* **WORK INSTRUCTIONS**
Give back exactly the lines that start at the one containing "Enumerate this screenshot's" and run to the end of the material below, both ends included.

* **THE RECORDS**
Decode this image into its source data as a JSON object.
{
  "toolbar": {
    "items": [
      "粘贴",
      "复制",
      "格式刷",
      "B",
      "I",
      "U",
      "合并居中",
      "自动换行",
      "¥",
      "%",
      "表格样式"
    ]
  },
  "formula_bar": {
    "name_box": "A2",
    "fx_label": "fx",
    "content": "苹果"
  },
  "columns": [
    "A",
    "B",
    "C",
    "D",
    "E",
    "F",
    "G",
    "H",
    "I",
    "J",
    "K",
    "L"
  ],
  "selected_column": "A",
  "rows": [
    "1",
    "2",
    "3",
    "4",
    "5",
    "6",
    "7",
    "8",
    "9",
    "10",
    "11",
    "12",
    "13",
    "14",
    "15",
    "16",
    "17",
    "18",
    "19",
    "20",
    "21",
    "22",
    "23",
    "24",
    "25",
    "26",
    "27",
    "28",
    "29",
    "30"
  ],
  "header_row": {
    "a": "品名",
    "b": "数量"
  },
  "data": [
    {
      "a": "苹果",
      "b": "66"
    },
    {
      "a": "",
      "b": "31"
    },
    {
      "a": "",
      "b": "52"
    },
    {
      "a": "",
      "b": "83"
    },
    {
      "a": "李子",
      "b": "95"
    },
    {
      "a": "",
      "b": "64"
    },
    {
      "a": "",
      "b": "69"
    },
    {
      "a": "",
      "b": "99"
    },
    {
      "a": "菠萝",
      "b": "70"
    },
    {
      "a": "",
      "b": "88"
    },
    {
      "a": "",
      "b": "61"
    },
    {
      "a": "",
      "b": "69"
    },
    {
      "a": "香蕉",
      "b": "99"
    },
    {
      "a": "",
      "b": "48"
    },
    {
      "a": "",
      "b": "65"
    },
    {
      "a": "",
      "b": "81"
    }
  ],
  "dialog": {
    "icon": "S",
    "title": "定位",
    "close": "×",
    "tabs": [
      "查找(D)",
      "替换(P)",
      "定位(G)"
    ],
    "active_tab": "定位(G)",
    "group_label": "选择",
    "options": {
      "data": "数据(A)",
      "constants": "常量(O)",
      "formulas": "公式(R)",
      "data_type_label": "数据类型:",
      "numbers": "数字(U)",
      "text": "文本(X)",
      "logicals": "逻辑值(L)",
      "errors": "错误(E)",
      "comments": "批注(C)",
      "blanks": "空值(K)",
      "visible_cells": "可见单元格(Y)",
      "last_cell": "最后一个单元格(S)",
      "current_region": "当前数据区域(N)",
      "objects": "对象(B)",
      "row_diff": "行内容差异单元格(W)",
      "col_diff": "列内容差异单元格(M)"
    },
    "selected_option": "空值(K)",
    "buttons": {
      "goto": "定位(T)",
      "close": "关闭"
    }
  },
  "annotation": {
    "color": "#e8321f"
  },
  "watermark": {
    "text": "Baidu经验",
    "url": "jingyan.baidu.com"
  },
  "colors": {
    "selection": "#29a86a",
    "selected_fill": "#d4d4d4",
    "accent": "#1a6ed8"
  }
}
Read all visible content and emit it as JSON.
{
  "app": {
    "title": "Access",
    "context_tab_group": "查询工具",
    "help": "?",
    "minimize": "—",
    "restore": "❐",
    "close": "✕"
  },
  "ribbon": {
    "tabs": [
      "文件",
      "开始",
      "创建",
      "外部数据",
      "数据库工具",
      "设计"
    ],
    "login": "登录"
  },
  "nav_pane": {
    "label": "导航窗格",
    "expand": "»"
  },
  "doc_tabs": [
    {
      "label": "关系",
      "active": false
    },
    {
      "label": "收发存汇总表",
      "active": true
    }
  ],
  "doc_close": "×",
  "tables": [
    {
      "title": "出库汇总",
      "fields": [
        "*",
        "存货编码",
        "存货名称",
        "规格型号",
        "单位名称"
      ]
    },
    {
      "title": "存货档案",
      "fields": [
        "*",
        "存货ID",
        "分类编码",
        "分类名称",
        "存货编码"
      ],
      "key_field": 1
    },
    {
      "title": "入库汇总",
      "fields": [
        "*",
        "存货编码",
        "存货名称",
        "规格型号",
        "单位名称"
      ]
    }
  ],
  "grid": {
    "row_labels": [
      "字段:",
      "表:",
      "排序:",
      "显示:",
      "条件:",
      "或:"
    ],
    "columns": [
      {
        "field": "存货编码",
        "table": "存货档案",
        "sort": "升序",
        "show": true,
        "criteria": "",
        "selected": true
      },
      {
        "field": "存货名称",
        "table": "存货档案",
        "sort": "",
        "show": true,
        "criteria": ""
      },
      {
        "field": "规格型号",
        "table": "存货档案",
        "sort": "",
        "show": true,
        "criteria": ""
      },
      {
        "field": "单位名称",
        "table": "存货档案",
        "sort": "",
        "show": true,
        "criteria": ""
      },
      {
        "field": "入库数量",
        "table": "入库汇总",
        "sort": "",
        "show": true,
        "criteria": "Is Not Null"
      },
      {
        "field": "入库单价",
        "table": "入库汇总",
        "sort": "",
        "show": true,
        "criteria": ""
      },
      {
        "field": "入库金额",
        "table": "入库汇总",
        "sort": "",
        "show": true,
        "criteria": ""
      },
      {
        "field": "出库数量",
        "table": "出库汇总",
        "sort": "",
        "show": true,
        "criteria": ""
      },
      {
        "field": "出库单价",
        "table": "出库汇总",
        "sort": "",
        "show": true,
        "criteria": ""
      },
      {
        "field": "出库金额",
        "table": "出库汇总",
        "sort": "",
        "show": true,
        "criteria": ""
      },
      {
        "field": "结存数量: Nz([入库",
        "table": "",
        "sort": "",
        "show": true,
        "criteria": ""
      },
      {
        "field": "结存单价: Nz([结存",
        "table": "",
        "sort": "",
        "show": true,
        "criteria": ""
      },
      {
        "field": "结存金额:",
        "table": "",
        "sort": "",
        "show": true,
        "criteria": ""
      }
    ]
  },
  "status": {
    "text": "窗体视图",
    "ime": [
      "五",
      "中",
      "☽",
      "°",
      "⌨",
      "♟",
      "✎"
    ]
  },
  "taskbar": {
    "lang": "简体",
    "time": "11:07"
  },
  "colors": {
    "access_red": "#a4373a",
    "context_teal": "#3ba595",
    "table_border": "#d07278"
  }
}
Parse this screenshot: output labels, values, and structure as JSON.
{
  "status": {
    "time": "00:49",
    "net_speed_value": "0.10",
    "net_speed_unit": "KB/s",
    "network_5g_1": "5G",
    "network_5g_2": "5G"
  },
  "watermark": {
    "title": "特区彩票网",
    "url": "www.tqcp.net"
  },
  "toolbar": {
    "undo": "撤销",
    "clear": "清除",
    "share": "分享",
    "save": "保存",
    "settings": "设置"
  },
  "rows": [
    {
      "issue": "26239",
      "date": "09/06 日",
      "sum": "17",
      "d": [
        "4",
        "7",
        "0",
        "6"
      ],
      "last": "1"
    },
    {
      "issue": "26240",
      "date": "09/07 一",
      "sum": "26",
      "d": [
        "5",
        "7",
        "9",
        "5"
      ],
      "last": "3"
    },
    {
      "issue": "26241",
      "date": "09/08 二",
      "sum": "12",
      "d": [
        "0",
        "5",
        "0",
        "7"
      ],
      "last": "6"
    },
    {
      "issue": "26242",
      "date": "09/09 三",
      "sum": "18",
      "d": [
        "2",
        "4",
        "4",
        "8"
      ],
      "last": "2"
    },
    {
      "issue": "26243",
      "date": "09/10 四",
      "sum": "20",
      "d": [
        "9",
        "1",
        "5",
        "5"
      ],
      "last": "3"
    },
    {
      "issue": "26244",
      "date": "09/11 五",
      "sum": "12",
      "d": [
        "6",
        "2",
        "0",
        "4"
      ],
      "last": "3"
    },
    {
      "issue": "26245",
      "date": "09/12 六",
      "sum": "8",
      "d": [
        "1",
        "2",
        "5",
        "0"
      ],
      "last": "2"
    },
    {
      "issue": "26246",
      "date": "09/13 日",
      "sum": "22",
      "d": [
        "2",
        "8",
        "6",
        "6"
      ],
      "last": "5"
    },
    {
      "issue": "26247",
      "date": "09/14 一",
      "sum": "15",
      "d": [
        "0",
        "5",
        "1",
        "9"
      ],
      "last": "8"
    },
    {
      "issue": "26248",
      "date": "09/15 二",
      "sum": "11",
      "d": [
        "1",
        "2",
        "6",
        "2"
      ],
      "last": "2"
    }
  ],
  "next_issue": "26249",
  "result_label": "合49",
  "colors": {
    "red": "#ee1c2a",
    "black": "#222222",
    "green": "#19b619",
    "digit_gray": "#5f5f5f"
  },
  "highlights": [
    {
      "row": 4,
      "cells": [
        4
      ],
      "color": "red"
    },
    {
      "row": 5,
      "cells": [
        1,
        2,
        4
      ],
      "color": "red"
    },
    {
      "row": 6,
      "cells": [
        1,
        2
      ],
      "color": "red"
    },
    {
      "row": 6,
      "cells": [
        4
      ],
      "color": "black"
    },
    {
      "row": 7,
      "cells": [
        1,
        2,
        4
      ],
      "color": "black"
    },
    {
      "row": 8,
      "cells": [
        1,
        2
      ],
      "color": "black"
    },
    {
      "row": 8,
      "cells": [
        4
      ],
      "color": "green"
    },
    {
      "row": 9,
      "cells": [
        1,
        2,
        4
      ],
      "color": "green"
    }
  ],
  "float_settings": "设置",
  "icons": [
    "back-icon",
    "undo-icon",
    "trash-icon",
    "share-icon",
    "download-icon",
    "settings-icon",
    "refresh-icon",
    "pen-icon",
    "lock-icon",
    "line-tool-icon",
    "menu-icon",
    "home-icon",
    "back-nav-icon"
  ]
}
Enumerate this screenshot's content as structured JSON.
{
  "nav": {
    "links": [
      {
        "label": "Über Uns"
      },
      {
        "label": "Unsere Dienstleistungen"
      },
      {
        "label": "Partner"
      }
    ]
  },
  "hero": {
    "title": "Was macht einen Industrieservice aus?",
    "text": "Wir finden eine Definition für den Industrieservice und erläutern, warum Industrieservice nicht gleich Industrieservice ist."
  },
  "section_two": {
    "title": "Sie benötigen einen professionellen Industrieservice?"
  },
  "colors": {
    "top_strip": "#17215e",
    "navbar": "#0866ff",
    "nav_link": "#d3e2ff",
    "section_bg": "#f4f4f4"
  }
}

* **FINISHED EXERCISE**
Enumerate this screenshot's content as structured JSON.
{
  "nav": {
    "links": [
      {
        "label": "Über Uns"
      },
      {
        "label": "Unsere Dienstleistungen"
      },
      {
        "label": "Partner"
      }
    ]
  },
  "hero": {
    "title": "Was macht einen Industrieservice aus?",
    "text": "Wir finden eine Definition für den Industrieservice und erläutern, warum Industrieservice nicht gleich Industrieservice ist."
  },
  "section_two": {
    "title": "Sie benötigen einen professionellen Industrieservice?"
  },
  "colors": {
    "top_strip": "#17215e",
    "navbar": "#0866ff",
    "nav_link": "#d3e2ff",
    "section_bg": "#f4f4f4"
  }
}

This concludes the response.